Days after the 2008 announcement that Sarah Palin would be the Republican Vice Presidential candidate, Rush Limbaugh said of it: “We’re the ones with the babe on the ticket”. In this seemingly lighthearted quip, the puppet master of the Right made certain that women would remember their place in conservative politics – a place where they are to, at best, remain loyal witnesses aside their men at the podium, and at worst, be flaunted and totally objectified. The fact that this comment was tolerated without the slightest challenge only confirmed this status.
In The Propheteer, women, with the exception of Condi, “the Truth-bender,” receive little direct attention. This unfortunately parallels the place of women in conservative politics, where they represent fewer than 10 percent of the Republican House and Senate presence. This unspoken but glaring abuse of women is examined as both a male mindset and by several of the book’s characters’ direct actions toward the women in their lives.
Chapter II, “On Love”, designates “self-love” as the pinnacle of male adoration, as in, “Love gives not of itself, but takes what it pleases.” This is taken from a similar line in The Prophet, “Love gives naught but itself and takes naught but from itself.” Though it is contorted into the “insulated narcissism” that was the standard of the Bush Administration, love appears therein to justify one’s selfish desires.
This is played out in the very next chapter, “On Marriage”, as George advises Rudy Giuliani, the thrice-married good Catholic, as to how to best transition through marriages and disguise his affairs. Most details of George’s advice, whether it be charging your affair “upon the taxpayers” or incurring the hatred of your children, are taken from Giuliani’s real transgressions. The worst of which, in my opinion, was his announcement before media that he was separating from his second wife before he had bothered to inform her. George turns this shame into salient advice: “Burden her not with a face-to-face explanation, as of a man.”

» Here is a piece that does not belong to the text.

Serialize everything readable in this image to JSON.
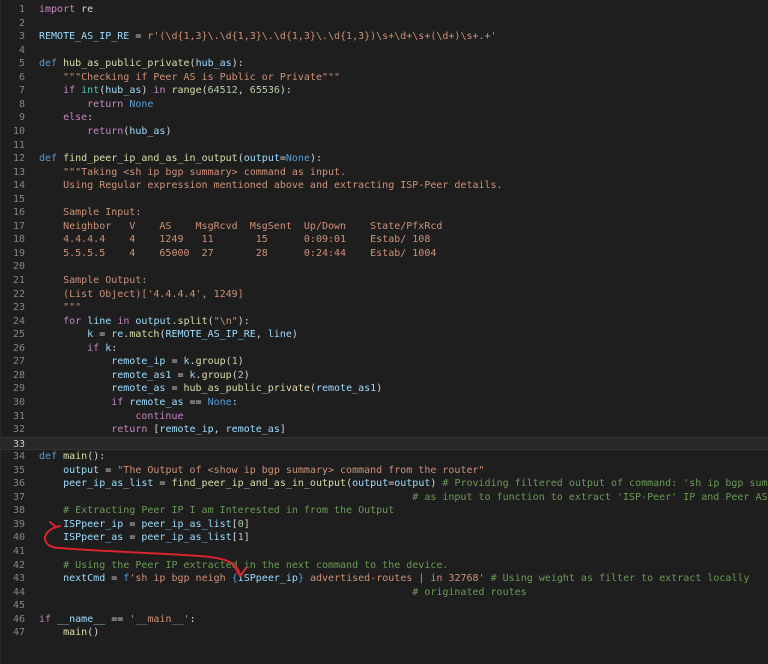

Finally, in what is personally my favorite chapter, we find Mark Sanford in his quest for “Booty.” Ironically, this chapter began as an adaptation of the chapter “On Beauty” in The Prophet, but I just could not sustain any inspiration for George to speak on beauty. Mark Sanford’s absurd disappearance to meet his mistress in Buenos Aires made a poignant refitting. The unrepentant globetrotting adulterer, in his smug oblivion, carried on, as if no transgression had occurred, and only when faced with insurmountable evidence did he finally admit to the full landslide of his sins. What I simply loved about his eventual concessions was that he had also attached to women about nine other times during his married life, but he insisted that he had never been physically intimate, just “kissing” (as if he’s some middle-schooler on the prowl). Was there a better example of self-love as “the holy spirit of man?”